**Exercise directions:**
Although the entries contain pictures, only their text goes into the copy, set down exactly.

**Input:**

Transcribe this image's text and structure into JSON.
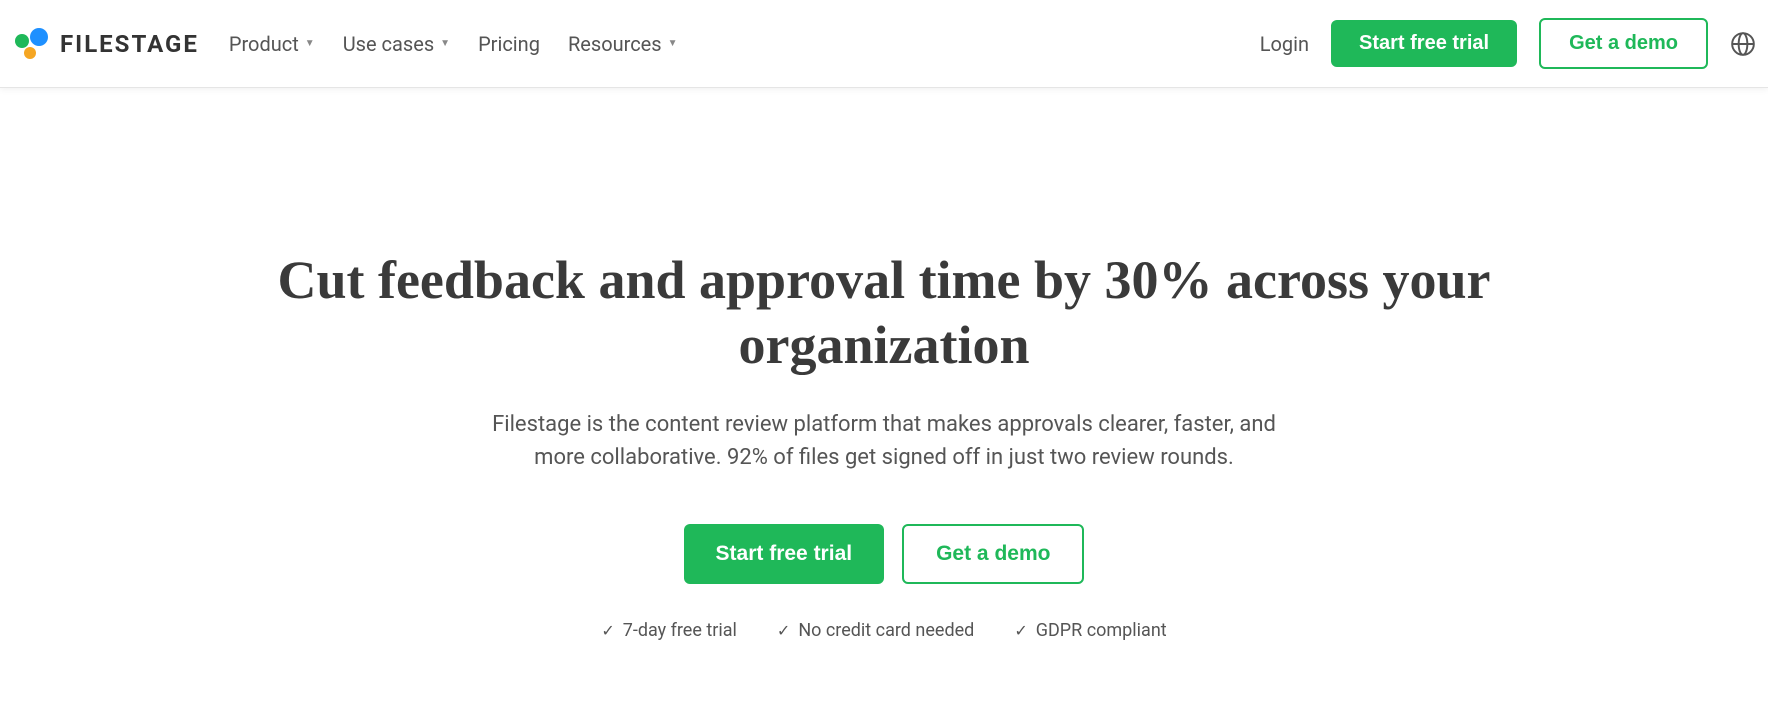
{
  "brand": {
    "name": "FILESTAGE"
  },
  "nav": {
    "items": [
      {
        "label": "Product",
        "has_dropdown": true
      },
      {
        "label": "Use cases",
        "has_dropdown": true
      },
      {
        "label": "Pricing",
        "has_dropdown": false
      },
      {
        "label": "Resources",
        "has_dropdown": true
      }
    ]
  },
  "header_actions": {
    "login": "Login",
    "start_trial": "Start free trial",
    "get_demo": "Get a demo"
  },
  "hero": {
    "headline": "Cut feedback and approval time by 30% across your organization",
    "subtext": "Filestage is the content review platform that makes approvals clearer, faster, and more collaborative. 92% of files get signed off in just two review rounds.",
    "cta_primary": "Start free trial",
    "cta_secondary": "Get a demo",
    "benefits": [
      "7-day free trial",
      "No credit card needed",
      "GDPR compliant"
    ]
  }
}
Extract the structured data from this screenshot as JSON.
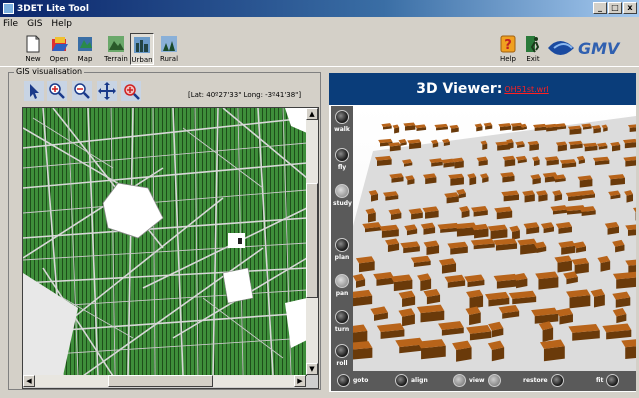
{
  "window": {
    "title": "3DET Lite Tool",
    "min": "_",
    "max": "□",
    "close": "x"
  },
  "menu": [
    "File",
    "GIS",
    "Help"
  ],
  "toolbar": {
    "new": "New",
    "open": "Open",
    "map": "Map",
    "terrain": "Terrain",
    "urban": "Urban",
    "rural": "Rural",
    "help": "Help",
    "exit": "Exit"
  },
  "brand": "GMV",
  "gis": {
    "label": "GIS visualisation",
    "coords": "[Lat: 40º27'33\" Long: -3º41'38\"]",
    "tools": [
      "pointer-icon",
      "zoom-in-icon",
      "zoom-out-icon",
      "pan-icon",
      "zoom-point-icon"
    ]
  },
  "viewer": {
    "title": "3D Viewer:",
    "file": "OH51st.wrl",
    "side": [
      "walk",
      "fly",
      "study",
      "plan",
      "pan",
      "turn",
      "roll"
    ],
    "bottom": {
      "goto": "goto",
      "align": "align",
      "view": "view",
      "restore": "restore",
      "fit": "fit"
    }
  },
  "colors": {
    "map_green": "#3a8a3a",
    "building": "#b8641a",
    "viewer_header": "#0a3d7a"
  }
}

**Response:**
Transcribe this image's text and structure into JSON.
{
  "brand": {
    "name": "FILESTAGE"
  },
  "nav": {
    "items": [
      {
        "label": "Product",
        "has_dropdown": true
      },
      {
        "label": "Use cases",
        "has_dropdown": true
      },
      {
        "label": "Pricing",
        "has_dropdown": false
      },
      {
        "label": "Resources",
        "has_dropdown": true
      }
    ]
  },
  "header_actions": {
    "login": "Login",
    "start_trial": "Start free trial",
    "get_demo": "Get a demo"
  },
  "hero": {
    "headline": "Cut feedback and approval time by 30% across your organization",
    "subtext": "Filestage is the content review platform that makes approvals clearer, faster, and more collaborative. 92% of files get signed off in just two review rounds.",
    "cta_primary": "Start free trial",
    "cta_secondary": "Get a demo",
    "benefits": [
      "7-day free trial",
      "No credit card needed",
      "GDPR compliant"
    ]
  }
}
Extract the structured data from this screenshot as JSON.
{
  "window": {
    "title": "3DET Lite Tool",
    "min": "_",
    "max": "□",
    "close": "x"
  },
  "menu": [
    "File",
    "GIS",
    "Help"
  ],
  "toolbar": {
    "new": "New",
    "open": "Open",
    "map": "Map",
    "terrain": "Terrain",
    "urban": "Urban",
    "rural": "Rural",
    "help": "Help",
    "exit": "Exit"
  },
  "brand": "GMV",
  "gis": {
    "label": "GIS visualisation",
    "coords": "[Lat: 40º27'33\" Long: -3º41'38\"]",
    "tools": [
      "pointer-icon",
      "zoom-in-icon",
      "zoom-out-icon",
      "pan-icon",
      "zoom-point-icon"
    ]
  },
  "viewer": {
    "title": "3D Viewer:",
    "file": "OH51st.wrl",
    "side": [
      "walk",
      "fly",
      "study",
      "plan",
      "pan",
      "turn",
      "roll"
    ],
    "bottom": {
      "goto": "goto",
      "align": "align",
      "view": "view",
      "restore": "restore",
      "fit": "fit"
    }
  },
  "colors": {
    "map_green": "#3a8a3a",
    "building": "#b8641a",
    "viewer_header": "#0a3d7a"
  }
}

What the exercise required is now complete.